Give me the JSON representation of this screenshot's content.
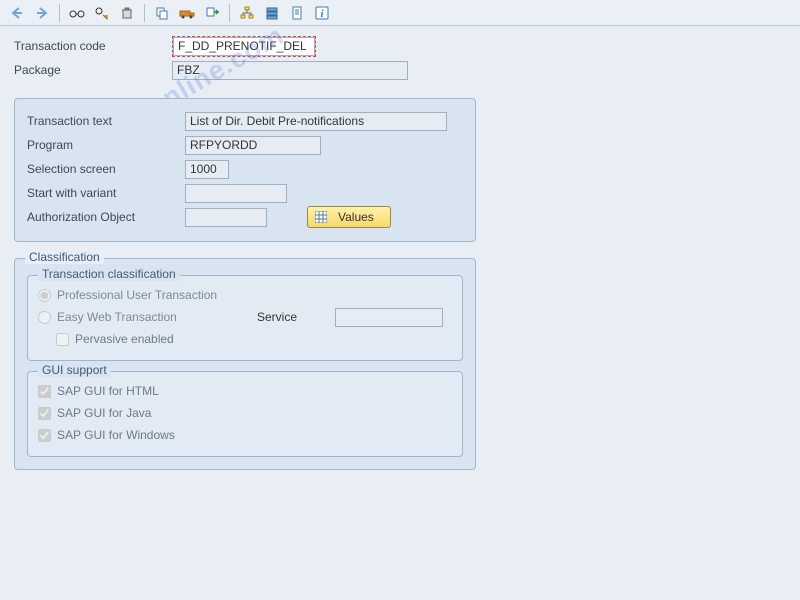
{
  "header": {
    "transaction_code_label": "Transaction code",
    "transaction_code_value": "F_DD_PRENOTIF_DEL",
    "package_label": "Package",
    "package_value": "FBZ"
  },
  "details": {
    "transaction_text_label": "Transaction text",
    "transaction_text_value": "List of Dir. Debit Pre-notifications",
    "program_label": "Program",
    "program_value": "RFPYORDD",
    "selection_screen_label": "Selection screen",
    "selection_screen_value": "1000",
    "start_variant_label": "Start with variant",
    "start_variant_value": "",
    "auth_object_label": "Authorization Object",
    "auth_object_value": "",
    "values_button": "Values"
  },
  "classification": {
    "title": "Classification",
    "trans_class_title": "Transaction classification",
    "prof_user": "Professional User Transaction",
    "easy_web": "Easy Web Transaction",
    "service_label": "Service",
    "service_value": "",
    "pervasive": "Pervasive enabled",
    "gui_title": "GUI support",
    "gui_html": "SAP GUI for HTML",
    "gui_java": "SAP GUI for Java",
    "gui_win": "SAP GUI for Windows"
  },
  "watermark": "sapbrainsonline.com"
}
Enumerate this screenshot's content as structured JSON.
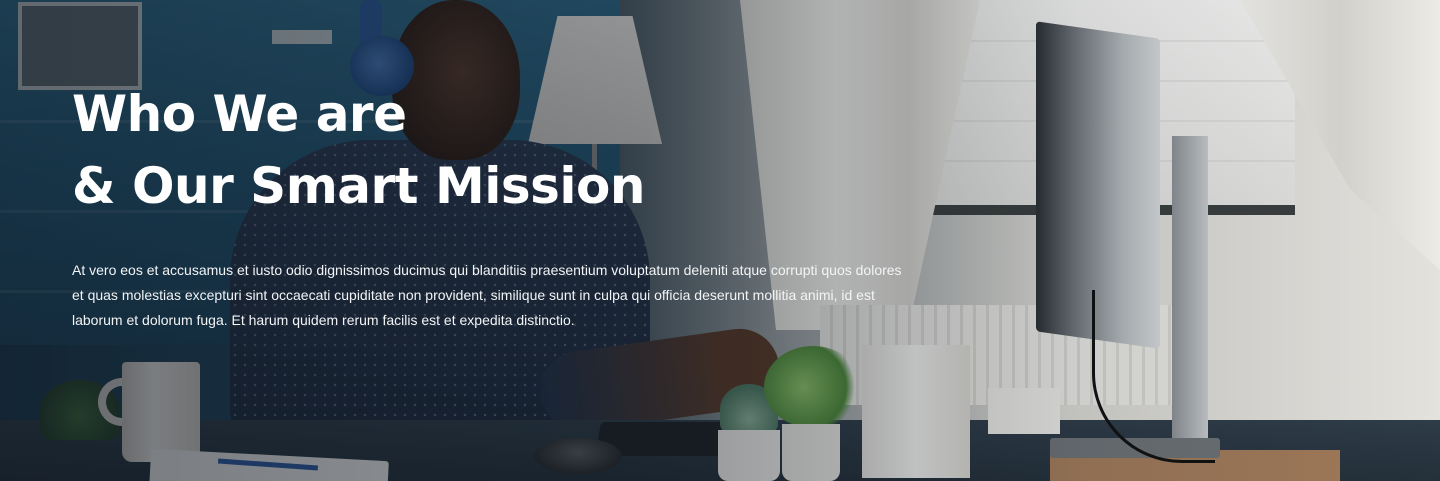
{
  "hero": {
    "title_line1": "Who We are",
    "title_line2": "& Our Smart Mission",
    "description": "At vero eos et accusamus et iusto odio dignissimos ducimus qui blanditiis praesentium voluptatum deleniti atque corrupti quos dolores et quas molestias excepturi sint occaecati cupiditate non provident, similique sunt in culpa qui officia deserunt mollitia animi, id est laborum et dolorum fuga. Et harum quidem rerum facilis est et expedita distinctio."
  }
}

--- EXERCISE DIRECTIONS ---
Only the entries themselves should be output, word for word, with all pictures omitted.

--- EXERCISE SOLUTION ---
Give me the JSON representation of this screenshot's content.
{
  "header": {
    "transaction_code_label": "Transaction code",
    "transaction_code_value": "F_DD_PRENOTIF_DEL",
    "package_label": "Package",
    "package_value": "FBZ"
  },
  "details": {
    "transaction_text_label": "Transaction text",
    "transaction_text_value": "List of Dir. Debit Pre-notifications",
    "program_label": "Program",
    "program_value": "RFPYORDD",
    "selection_screen_label": "Selection screen",
    "selection_screen_value": "1000",
    "start_variant_label": "Start with variant",
    "start_variant_value": "",
    "auth_object_label": "Authorization Object",
    "auth_object_value": "",
    "values_button": "Values"
  },
  "classification": {
    "title": "Classification",
    "trans_class_title": "Transaction classification",
    "prof_user": "Professional User Transaction",
    "easy_web": "Easy Web Transaction",
    "service_label": "Service",
    "service_value": "",
    "pervasive": "Pervasive enabled",
    "gui_title": "GUI support",
    "gui_html": "SAP GUI for HTML",
    "gui_java": "SAP GUI for Java",
    "gui_win": "SAP GUI for Windows"
  },
  "watermark": "sapbrainsonline.com"
}
Enumerate this screenshot's content as structured JSON.
{
  "hero": {
    "title_line1": "Who We are",
    "title_line2": "& Our Smart Mission",
    "description": "At vero eos et accusamus et iusto odio dignissimos ducimus qui blanditiis praesentium voluptatum deleniti atque corrupti quos dolores et quas molestias excepturi sint occaecati cupiditate non provident, similique sunt in culpa qui officia deserunt mollitia animi, id est laborum et dolorum fuga. Et harum quidem rerum facilis est et expedita distinctio."
  }
}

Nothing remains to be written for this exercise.